The present-day Houthi rebels have their roots in the northwest of Yemen. A mountainous border area next to Saudi Arabia, Sa’dah is a stronghold of the Shia Zaidites, who only exist in Yemen and differ to the Twelver Imam Shia. They make up around 25 percent of the population there.
With the collapse of the Ottoman Empire in 1918, a Zaidi monarchy took power in northern Yemen, then called the Mutawakkilite Kingdom. The ruler, or Imam, was a spiritual leader, who upheld secular values. The Zaidis also enjoyed international recognition as the legitimate government in the region, with Sanaa as their capital. As northern and southern parts of Yemen united in 1990, Sanaa became the single capital of the entire country.
In the 1980s, the Zaidites felt increasingly marginalised by the growing influence of Saudi-financed Salafi institutes. The al Houthis, a family of Zaidite scholars, allied themselves with tribes in the region to form the Ansarullah militia.

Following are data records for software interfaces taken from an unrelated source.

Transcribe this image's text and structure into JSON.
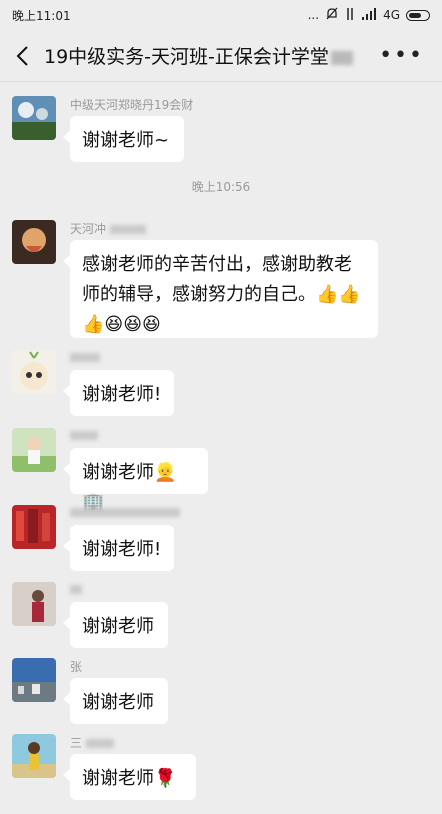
{
  "status_bar": {
    "time": "晚上11:01",
    "dots": "...",
    "network": "4G"
  },
  "header": {
    "title": "19中级实务-天河班-正保会计学堂"
  },
  "chat": {
    "time_separator": "晚上10:56",
    "messages": [
      {
        "sender": "中级天河郑晓丹19会财",
        "text": "谢谢老师~"
      },
      {
        "sender": "天河冲",
        "text_line1": "感谢老师的辛苦付出，感谢助教老",
        "text_line2": "师的辅导，感谢努力的自己。"
      },
      {
        "sender": "",
        "text": "谢谢老师!"
      },
      {
        "sender": "",
        "text": "谢谢老师"
      },
      {
        "sender": "",
        "text": "谢谢老师!"
      },
      {
        "sender": "",
        "text": "谢谢老师"
      },
      {
        "sender": "张",
        "text": "谢谢老师"
      },
      {
        "sender": "三",
        "text": "谢谢老师"
      }
    ]
  },
  "icons": {
    "thumbs_up": "thumbs-up-icon",
    "laughing": "laughing-face-icon",
    "rose": "rose-icon"
  }
}
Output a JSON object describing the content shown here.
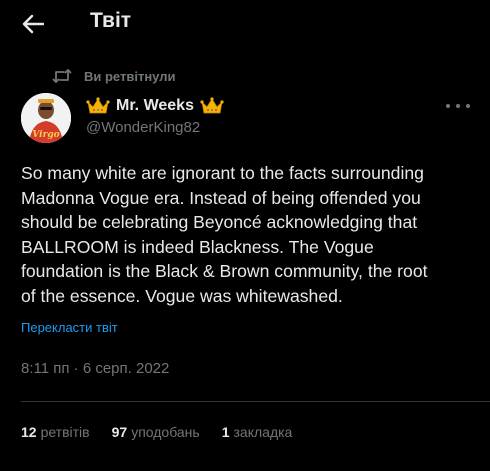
{
  "header": {
    "title": "Твіт",
    "back_icon": "arrow-left-icon"
  },
  "retweet": {
    "label": "Ви ретвітнули",
    "icon": "retweet-icon"
  },
  "author": {
    "name": "Mr. Weeks",
    "handle": "@WonderKing82",
    "avatar_caption": "Virgo",
    "name_decoration_icon": "crown-icon"
  },
  "tweet": {
    "lines": [
      "So many white are ignorant to the facts surrounding",
      "Madonna Vogue era. Instead of being offended you",
      "should be celebrating Beyoncé acknowledging that",
      "BALLROOM is indeed Blackness. The Vogue",
      "foundation is the Black & Brown community, the root",
      "of the essence. Vogue was whitewashed."
    ],
    "translate_label": "Перекласти твіт",
    "timestamp": "8:11 пп · 6 серп. 2022"
  },
  "stats": {
    "retweets_count": "12",
    "retweets_label": "ретвітів",
    "likes_count": "97",
    "likes_label": "уподобань",
    "bookmarks_count": "1",
    "bookmarks_label": "закладка"
  },
  "colors": {
    "background": "#000000",
    "primary_text": "#e7e9ea",
    "secondary_text": "#71767b",
    "link": "#1d9bf0",
    "divider": "#2f3336",
    "crown": "#f5b400"
  }
}
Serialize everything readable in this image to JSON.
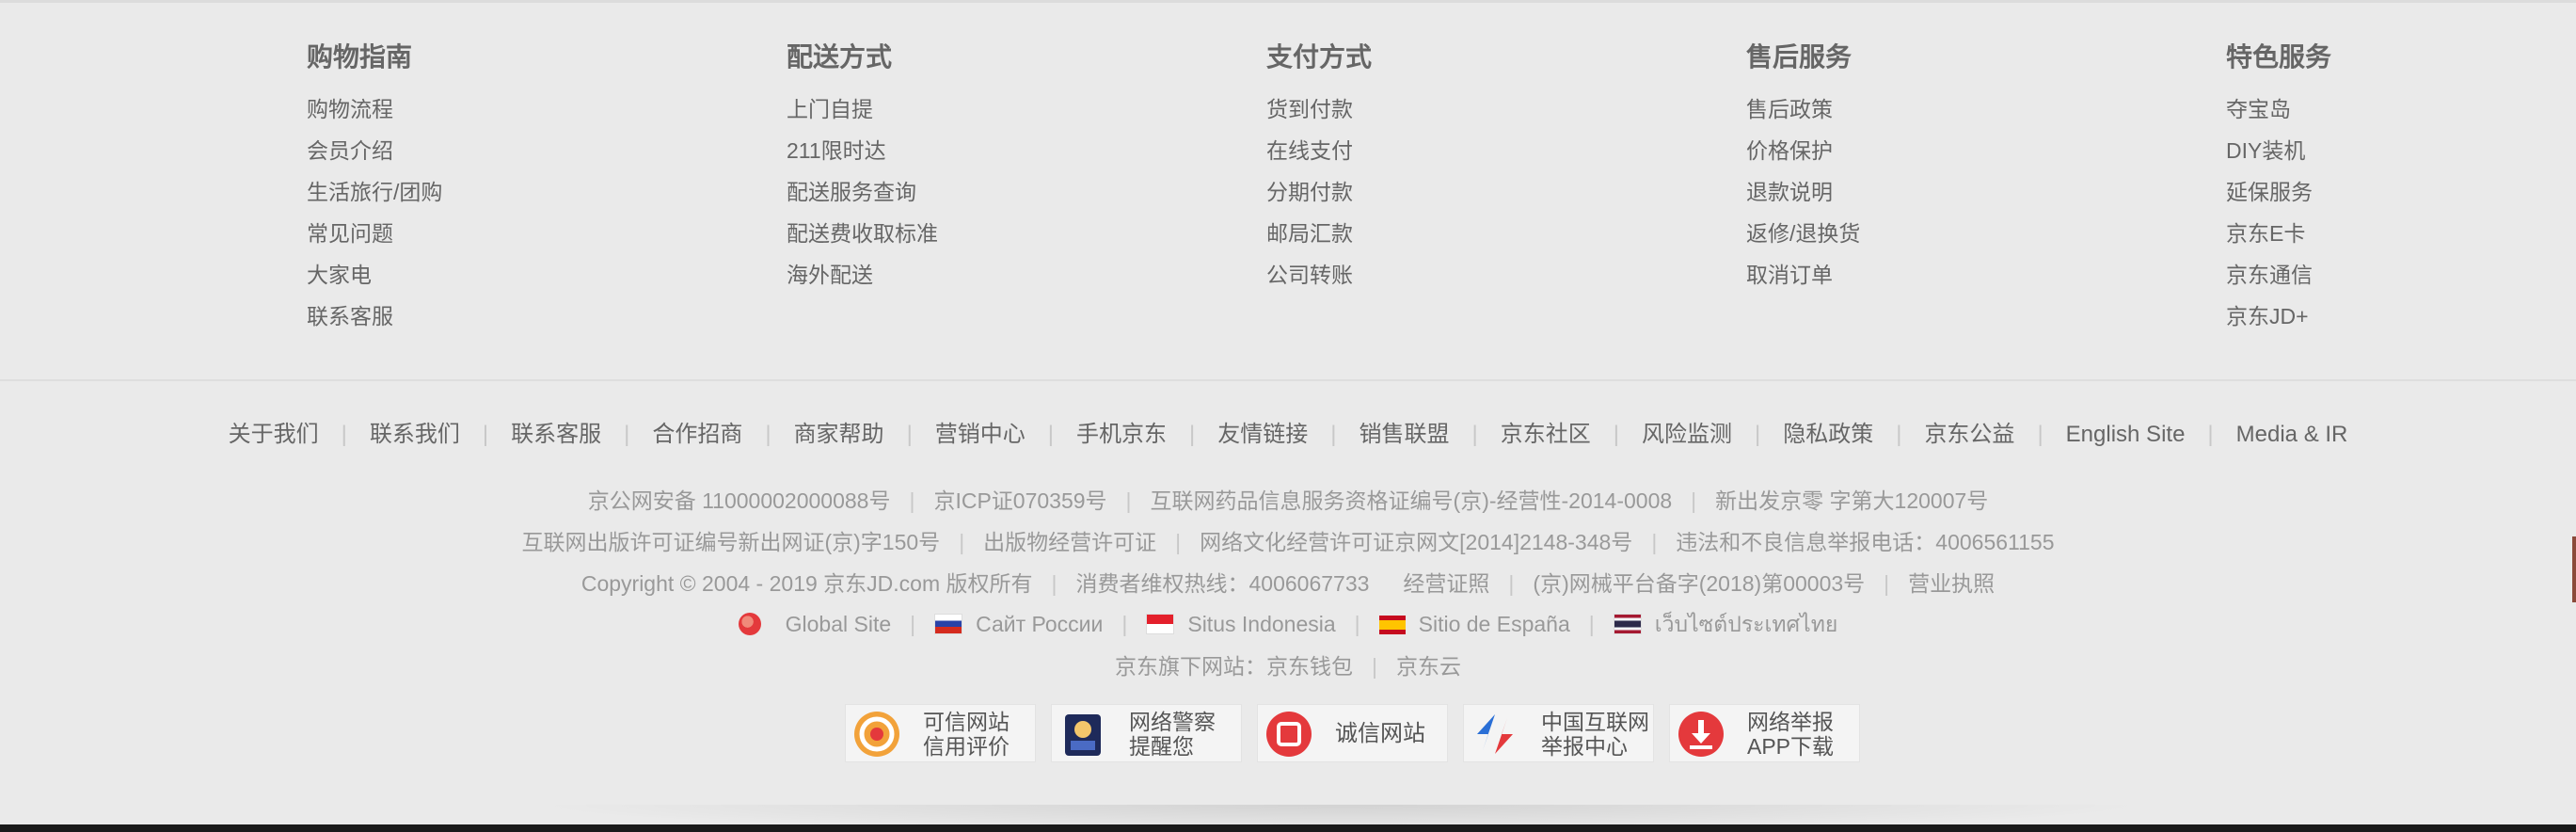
{
  "guide": [
    {
      "title": "购物指南",
      "items": [
        "购物流程",
        "会员介绍",
        "生活旅行/团购",
        "常见问题",
        "大家电",
        "联系客服"
      ]
    },
    {
      "title": "配送方式",
      "items": [
        "上门自提",
        "211限时达",
        "配送服务查询",
        "配送费收取标准",
        "海外配送"
      ]
    },
    {
      "title": "支付方式",
      "items": [
        "货到付款",
        "在线支付",
        "分期付款",
        "邮局汇款",
        "公司转账"
      ]
    },
    {
      "title": "售后服务",
      "items": [
        "售后政策",
        "价格保护",
        "退款说明",
        "返修/退换货",
        "取消订单"
      ]
    },
    {
      "title": "特色服务",
      "items": [
        "夺宝岛",
        "DIY装机",
        "延保服务",
        "京东E卡",
        "京东通信",
        "京东JD+"
      ]
    }
  ],
  "links": [
    "关于我们",
    "联系我们",
    "联系客服",
    "合作招商",
    "商家帮助",
    "营销中心",
    "手机京东",
    "友情链接",
    "销售联盟",
    "京东社区",
    "风险监测",
    "隐私政策",
    "京东公益",
    "English Site",
    "Media & IR"
  ],
  "license": {
    "line1": [
      "京公网安备 11000002000088号",
      "京ICP证070359号",
      "互联网药品信息服务资格证编号(京)-经营性-2014-0008",
      "新出发京零 字第大120007号"
    ],
    "line2": [
      "互联网出版许可证编号新出网证(京)字150号",
      "出版物经营许可证",
      "网络文化经营许可证京网文[2014]2148-348号",
      "违法和不良信息举报电话：4006561155"
    ],
    "line3": [
      "Copyright © 2004 - 2019  京东JD.com 版权所有",
      "消费者维权热线：4006067733",
      "经营证照",
      "(京)网械平台备字(2018)第00003号",
      "营业执照"
    ],
    "line3_sep_pattern": "a|b c|d|e"
  },
  "global_sites": [
    {
      "label": "Global Site",
      "icon": "globe-icon"
    },
    {
      "label": "Сайт России",
      "icon": "russia-flag-icon"
    },
    {
      "label": "Situs Indonesia",
      "icon": "indonesia-flag-icon"
    },
    {
      "label": "Sitio de España",
      "icon": "spain-flag-icon"
    },
    {
      "label": "เว็บไซต์ประเทศไทย",
      "icon": "thailand-flag-icon"
    }
  ],
  "subsites": {
    "prefix": "京东旗下网站：",
    "items": [
      "京东钱包",
      "京东云"
    ]
  },
  "badges": [
    {
      "icon": "trusted-site-icon",
      "lines": [
        "可信网站",
        "信用评价"
      ]
    },
    {
      "icon": "police-alert-icon",
      "lines": [
        "网络警察",
        "提醒您"
      ]
    },
    {
      "icon": "integrity-site-icon",
      "lines": [
        "诚信网站"
      ]
    },
    {
      "icon": "china-internet-report-icon",
      "lines": [
        "中国互联网",
        "举报中心"
      ]
    },
    {
      "icon": "report-app-download-icon",
      "lines": [
        "网络举报",
        "APP下载"
      ]
    }
  ],
  "colors": {
    "background": "#eaeaea",
    "text": "#666666",
    "muted": "#999999",
    "accent": "#e4393c"
  }
}
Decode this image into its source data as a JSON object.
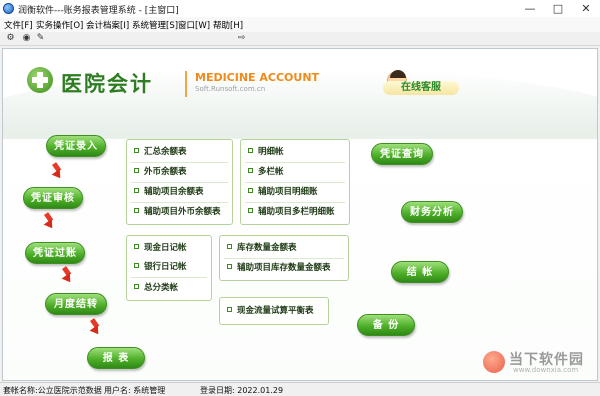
{
  "window": {
    "title": "润衡软件---账务报表管理系统 - [主窗口]"
  },
  "menu": [
    "文件[F]",
    "实务操作[O]",
    "会计档案[I]",
    "系统管理[S]",
    "窗口[W]",
    "帮助[H]"
  ],
  "header": {
    "logo_text": "医院会计",
    "brand_en": "MEDICINE ACCOUNT",
    "brand_url": "Soft.Runsoft.com.cn",
    "service_label": "在线客服"
  },
  "flow": {
    "voucher_entry": "凭证录入",
    "voucher_review": "凭证审核",
    "voucher_posting": "凭证过账",
    "monthly_close": "月度结转",
    "report": "报 表",
    "voucher_query": "凭证查询",
    "financial_analysis": "财务分析",
    "close_account": "结 帐",
    "backup": "备 份"
  },
  "panels": {
    "balance": [
      "汇总余额表",
      "外币余额表",
      "辅助项目余额表",
      "辅助项目外币余额表"
    ],
    "detail": [
      "明细帐",
      "多栏帐",
      "辅助项目明细账",
      "辅助项目多栏明细账"
    ],
    "journal": [
      "现金日记帐",
      "银行日记帐",
      "总分类帐"
    ],
    "inventory": [
      "库存数量金额表",
      "辅助项目库存数量金额表"
    ],
    "cashflow": [
      "现金流量试算平衡表"
    ]
  },
  "status": {
    "account_set": "套帐名称:公立医院示范数据",
    "user": "用户名: 系统管理",
    "login_date": "登录日期: 2022.01.29"
  },
  "watermark": {
    "title": "当下软件园",
    "url": "www.downxia.com"
  },
  "colors": {
    "accent_green": "#4fb02a",
    "arrow_red": "#e83a2a",
    "brand_orange": "#f08a1a"
  }
}
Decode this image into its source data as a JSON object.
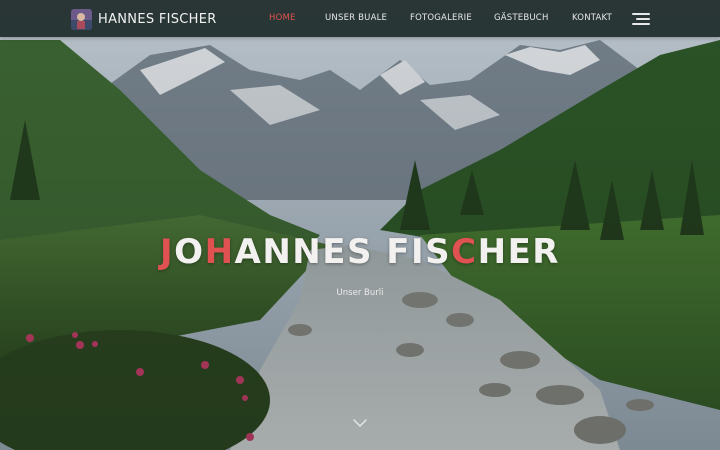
{
  "brand": {
    "title": "HANNES FISCHER"
  },
  "nav": {
    "items": [
      {
        "label": "HOME",
        "active": true
      },
      {
        "label": "UNSER BUALE",
        "active": false
      },
      {
        "label": "FOTOGALERIE",
        "active": false
      },
      {
        "label": "GÄSTEBUCH",
        "active": false
      },
      {
        "label": "KONTAKT",
        "active": false
      }
    ],
    "menu_icon": "hamburger-menu-icon"
  },
  "hero": {
    "title_parts": [
      {
        "text": "J",
        "highlight": true
      },
      {
        "text": "O",
        "highlight": false
      },
      {
        "text": "H",
        "highlight": true
      },
      {
        "text": "ANNES FIS",
        "highlight": false
      },
      {
        "text": "C",
        "highlight": true
      },
      {
        "text": "HER",
        "highlight": false
      }
    ],
    "subtitle": "Unser Burli",
    "scroll_icon": "chevron-down-icon"
  },
  "colors": {
    "accent": "#e05252",
    "navbar": "#1c2a28",
    "text": "#f3f1ef"
  }
}
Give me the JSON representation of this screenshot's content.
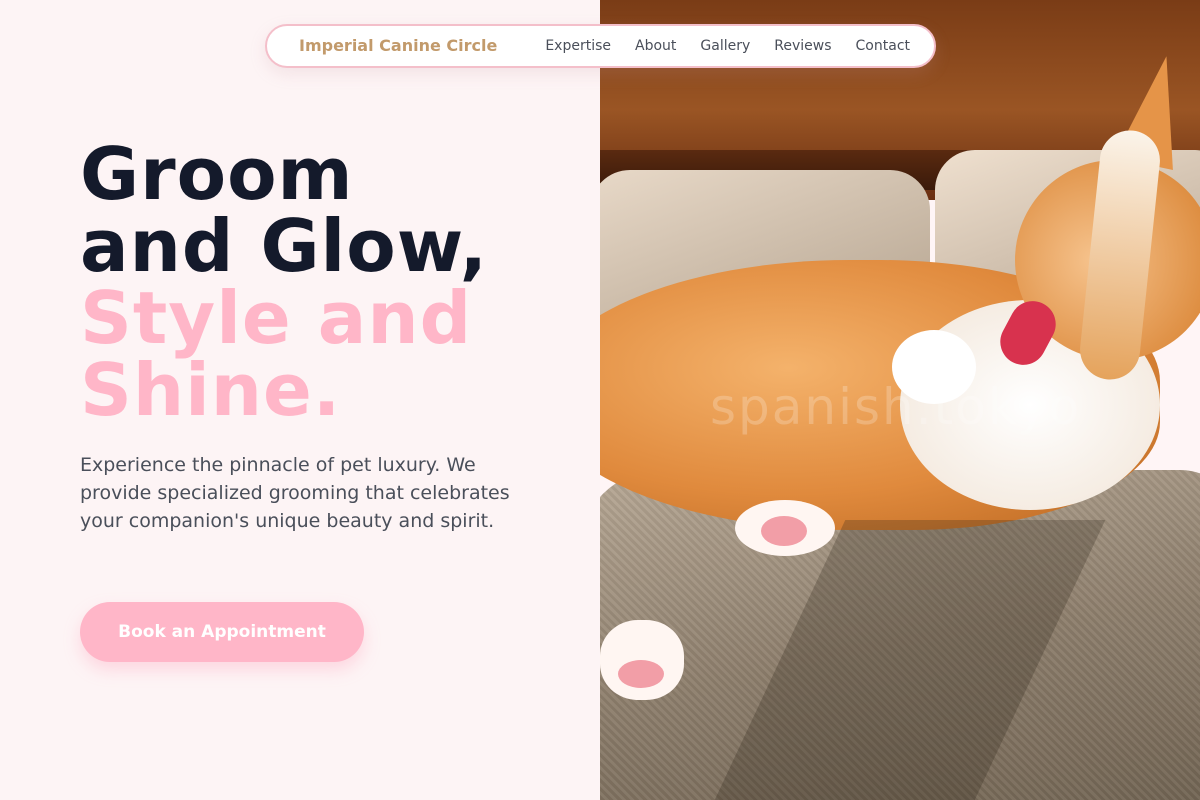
{
  "nav": {
    "brand": "Imperial Canine Circle",
    "links": [
      "Expertise",
      "About",
      "Gallery",
      "Reviews",
      "Contact"
    ]
  },
  "hero": {
    "headline_line1": "Groom",
    "headline_line2": "and Glow,",
    "headline_line3": "Style and",
    "headline_line4": "Shine.",
    "description": "Experience the pinnacle of pet luxury. We provide specialized grooming that celebrates your companion's unique beauty and spirit.",
    "cta_label": "Book an Appointment"
  },
  "photo": {
    "watermark": "spanish.tokyo"
  },
  "colors": {
    "brand": "#c29a6b",
    "accent_pink": "#ffb6c8",
    "headline_dark": "#141a2b",
    "body_text": "#4a4f5a",
    "page_background": "#fdf4f5"
  }
}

The rebellion of the Houthis led to an armed conflict with the Yemeni army in 2004. The then President Ali Abdullah Saleh, who is a Zaidi himself, branded the Houthis ‘terrorists’ and accused Iran of financing the rebels. By 2010, thousands had been killed and hundreds of thousands had fled the country.
The Houthis and the Arab Spring
When Arab Spring 2011 hit Yemen, Ansarullah joined the protest movement and President Saleh was forced out of office. Abd Rabbu Mansour Hadi became the new president.
But the security and economic situation of the poorest country on the Arabian Peninsula continues to deteriorate, so does support for the new government. This helped the Houthis tap into people's anger and disillusionment and present themselves as an alternative to the Hadi government. The rebel group even gained a following from supporters of Saleh, the former president and sworn enemy of the Houthi insurgents.
In September 2014, the Houthis took control of Sanaa unhindered by the military loyal to Saleh, and in January they captured the presidential palace. They dissolved parliament and expanded their influence in the west and centre of the country. President Hadi fled from the Houthis, first to the port city of Aden, then to Saudi Arabia. His exact location has been unknown ever since, though he still runs the government remotely.
The Iran factor
The Houthis have grown closer to Iran since the Arab Spring. After numerous Arab and Western countries closed their embassies in Sanaa in February, Iran helped the Houthis out of international isolation. A daily direct flight connection was established between Tehran and Sanaa and Tehran pledged oil and electricity supplies to support the ‘popular revolution’ in Yemen.
What are the Houthis’ goals?
Officially, the Houthis denounce the corruption of the displaced elite and want to confront Saudi-financed ‘Salafism’. Opponents see their goal in the re-establishment of a Zaidi imamate. The beginning of their uprising in the north still seemed to be about stronger influence in the political struggle for a new federal state order. But since then, they seem to be striving for control over the whole country.
Saudi Arabia and the Houthis
The rebels can provoke Saudi Arabia - for example, with skirmishes at the southern border. The Houthi fighters have already entered the neighbouring state in 2010.
However, Riyadh mobilised 150,000 men and 100 war planes for its counter mission. The official goal of the current air raids is to restore the ‘legitimacy’ of President Hadi. Many believe it is possible that the Houthis could be forced to negotiate a peaceful political transition.